While Australians wait for approval of the HIV prevention pill, known as pre-exposure prophylaxis or PrEP, the results of a US survey of users of gay dating app Grindr show a quarter of those who took part report taking the once-a-day pill.
Grindr partnered with the San Francisco AIDS Foundation (SFAF), the US Center for Disease Control and the research-based biopharmaceutical company Gilead Sciences for the survey, which looked at current attitudes, usage, and questions regarding PrEP.
The results, released to coincide with World AIDS Day this week, showed 1,213 users (25.5 per cent of those surveyed) reported currently being on PrEP. An additional 2,655 (55.7 per cent of those surveyed) said they were interested in taking it.
Among those currently not on PrEP but wanting to be, 51.4 per cent said they didn't know enough about it and 17 per cent said anxiety about talking to their doctor was why they hadn't started it. In terms of access, rural respondents said they faced a number of hurdles, including not being able to see LGBT-competent doctors.
Of those currently on PrEP, one out of 10 reported having trouble getting their doctor to prescribe it for them. That number was double for African American respondents (with 5.7 per cent saying their doctor had refused to prescribe it).
Latino Americans were much less likely to be on PrEP. Grindr said it will now prioritise circulation of PrEP-related in-app messages in Spanish.
Most of those surveyed said they had discovered PrEP via friends, only one in 10 reporting hearing about it from their doctor. Grindr said it intends to now undertake a mapping project of LGBT clinics throughout the US.
On Monday, New South Wales health minister Jillian Skinner announced a landmark clinical trial of PrEP that will see 3700 high-risk, mostly gay and bisexual men enrolled through the state-wide network of public sexual health clinics and selected GP practices.

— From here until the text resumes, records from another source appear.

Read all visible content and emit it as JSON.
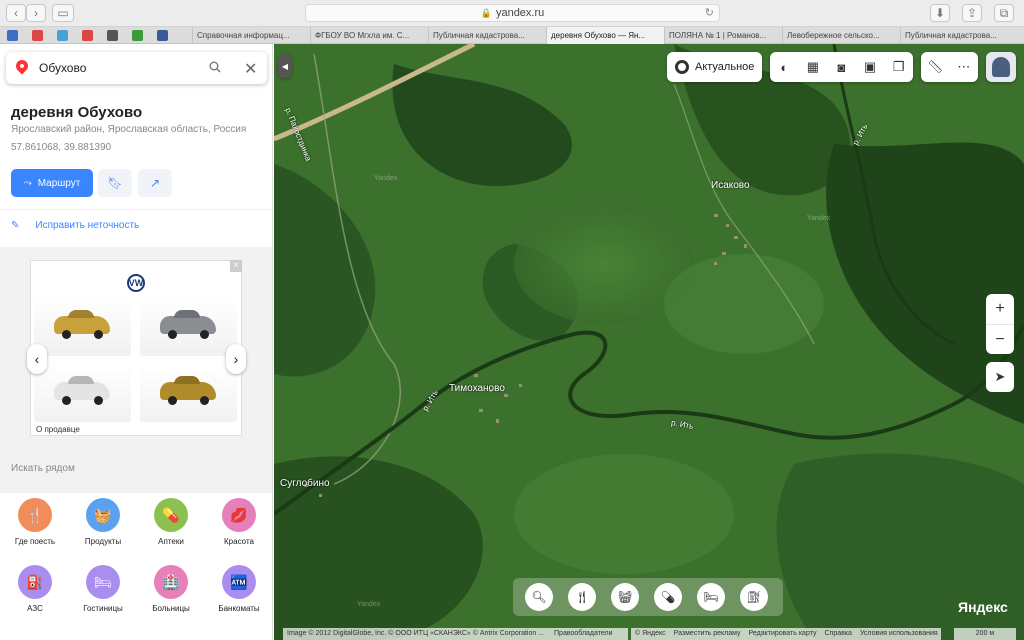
{
  "browser": {
    "url": "yandex.ru",
    "tabs": [
      "Справочная информац...",
      "ФГБОУ ВО Мгхла им. С...",
      "Публичная кадастрова...",
      "деревня Обухово — Ян...",
      "ПОЛЯНА № 1 | Романов...",
      "Левобережное сельско...",
      "Публичная кадастрова..."
    ],
    "active_tab": 3,
    "favorites_colors": [
      "#3b6ec5",
      "#d44",
      "#4aa0d8",
      "#d44",
      "#555",
      "#3a9a3a",
      "#3b5998"
    ]
  },
  "search": {
    "value": "Обухово"
  },
  "place": {
    "title": "деревня Обухово",
    "region": "Ярославский район, Ярославская область, Россия",
    "coords": "57.861068, 39.881390",
    "route_label": "Маршрут",
    "edit_label": "Исправить неточность"
  },
  "ad": {
    "brand_icon": "volkswagen-logo",
    "car_colors": [
      "#c9a13a",
      "#8a8d92",
      "#e4e4e4",
      "#b28c2c"
    ],
    "seller_label": "О продавце",
    "close_label": "×"
  },
  "nearby": {
    "header": "Искать рядом",
    "categories": [
      {
        "label": "Где поесть",
        "color": "#f08d5a",
        "icon": "fork-knife-icon",
        "glyph": "🍴"
      },
      {
        "label": "Продукты",
        "color": "#5aa1f0",
        "icon": "basket-icon",
        "glyph": "🧺"
      },
      {
        "label": "Аптеки",
        "color": "#8cc152",
        "icon": "pill-icon",
        "glyph": "💊"
      },
      {
        "label": "Красота",
        "color": "#e77fb8",
        "icon": "lips-icon",
        "glyph": "💋"
      },
      {
        "label": "АЗС",
        "color": "#a98ef0",
        "icon": "fuel-icon",
        "glyph": "⛽"
      },
      {
        "label": "Гостиницы",
        "color": "#a98ef0",
        "icon": "bed-icon",
        "glyph": "🛏"
      },
      {
        "label": "Больницы",
        "color": "#e77fb8",
        "icon": "hospital-icon",
        "glyph": "🏥"
      },
      {
        "label": "Банкоматы",
        "color": "#a98ef0",
        "icon": "atm-icon",
        "glyph": "🏧"
      }
    ]
  },
  "map": {
    "actual_label": "Актуальное",
    "places": [
      "Исаково",
      "Тимоханово",
      "Суглобино"
    ],
    "rivers": [
      "р. Ить",
      "р. Ить",
      "р. Ить",
      "р. Пахостдинка"
    ],
    "watermark": "Yandex",
    "zoom_in": "+",
    "zoom_out": "−",
    "copyright_left": "Image © 2012 DigitalGlobe, Inc. © ООО ИТЦ «СКАНЭКС» © Antrix Corporation ...",
    "copyright_right_owner": "Правообладатели",
    "copyright_links": [
      "© Яндекс",
      "Разместить рекламу",
      "Редактировать карту",
      "Справка",
      "Условия использования"
    ],
    "scale": "200 м",
    "logo": "Яндекс"
  }
}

You can read the full Grindr World AIDS Day 2015 survey results here.